Dairy producers are revamping the Canadian Quality Milk program by adding protocols for animal care, on-farm food safety, traceability, biosecurity, and environmental sustainability.
The new national accreditation program, called ProAction, was designed with consumers in mind, said Mike Slomp, industry and member services manager with Alberta Milk.
“ProAction is about the social licence to operate, and helps producers to earn the trust of society,” said Slomp. “This is a big part of us trying to earn the trust of consumers in regards to the products we produce.”
That trust was shaken this summer when Mercy For Animals Canada released an undercover video showing animal abuse — including cows being whipped and beaten with chains and canes — at Chilliwack Cattle Sales, the country’s largest dairy farm.
“The Chilliwack incident was a reminder to us that it’s important to have protocols in place to help producers so they and their staff know about appropriate animal care,” said Slomp.
Dairy Farmers of Canada is currently in the second phase of a pilot testing a brand new animal care system model that looks at animal injury score, hygiene, body condition score, and lameness. A number of farms in the province are testing the animal care model.
“If you can do an assessment of an animal on these four elements, that’s pretty much an overall assessment on the status of the care of that animal,” said Slomp.
The milk quality component is already established, with penalties for poor quality and provincial regulations ensuring bacteria levels are at an acceptable level and there are no antibiotic residues. The on-farm food safety requires keeping detailed records based on HAACP (hazard analysis and critical control points) protocols ranging from milk temperature records to dates when antibiotics are administered.
The traceability component builds on record-keeping that has long been standard practice in the industry, said Slomp.
“Identification has always been a key thing for dairy producers, since they rely so much on genetics for herd improvement,” he said. “There’s a lot of artificial insemination in dairy, so you’re forever tracking the mother and her offspring.”
The biosecurity component involves tracking visitors and on-farm service providers and even movement from one barn to another on the farm, while the environmental regulations mirror provincial standards already in place.

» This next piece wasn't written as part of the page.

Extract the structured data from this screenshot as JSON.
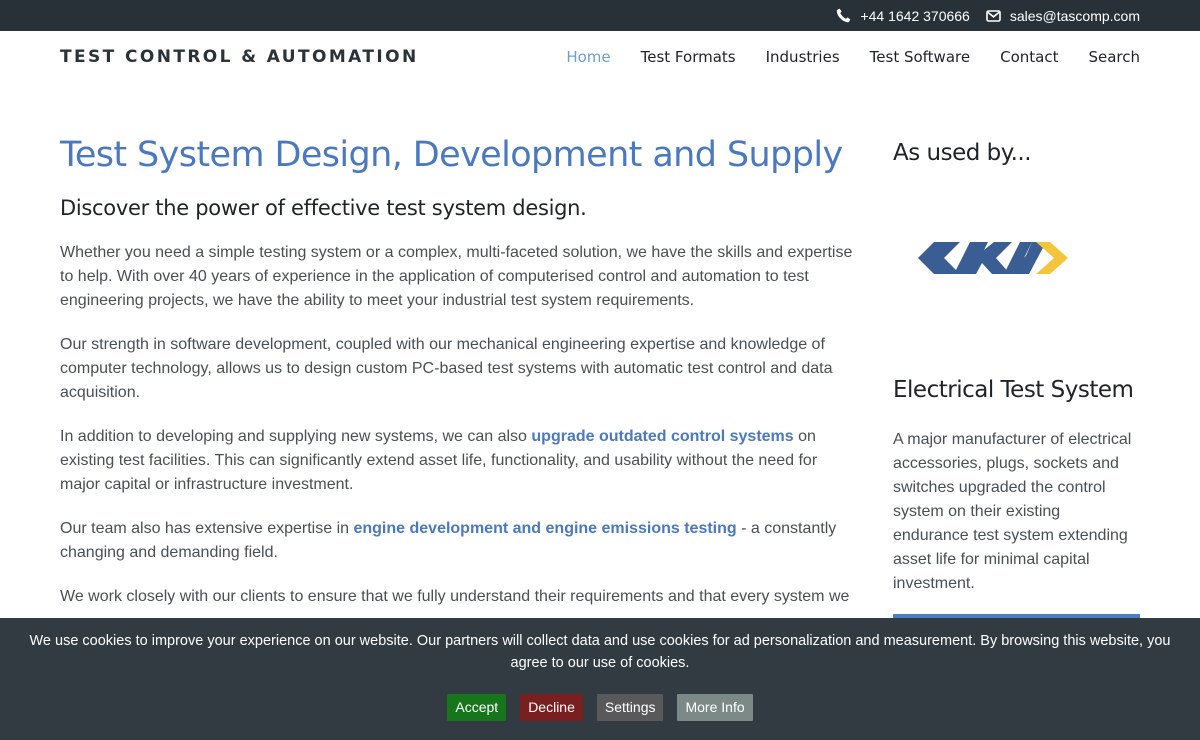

“We have a pretty robust set of regulations in Alberta,” said Slomp. “It deals primarily with manure management, and helps producers understand critical handling measures that need to be in place.”
ProAction received unanimous support from all provinces last year and there’s a 10-year time frame for implementing it.
“The support for the program is unanimous, but less than enthusiastic because we’re still not sure how it’s going to be implemented,” said Jeff Nonay, a dairy producer from Legal.
“We were such early adopters of CQM (Canadian Quality Milk) and we were waiting for the East to catch up on that one. Alberta wants to drive ahead, but we don’t want to be running quite as far ahead as we did with CQM.”
While it’s important to provide consumers with information, it’s not a given that proAction will boost trust as most people won’t understand technical terms such as animal lameness or body condition score, said Nonay.
“I think there’s still a lot of gap between a program like proAction and how it will translate to consumer support or understanding for what we do,” he said.
“I don’t know that this is a starting point for a conversation with consumers. We have industry that is way ahead on these issues, but where do you start at a consumer level?… What’s the translation to someone in the grocery store who doesn’t even care to come out to a farm? They just want to know that things are done right.”
The program’s designers have widely consulted dairy producers in meetings across the country, said Slomp.
“One of the principles of proAction is that it has to be designed and built by dairy producers for dairy producers,” he said. “We’ve had some really excellent sessions at these design meetings as we talk to producers and try to figure things out.”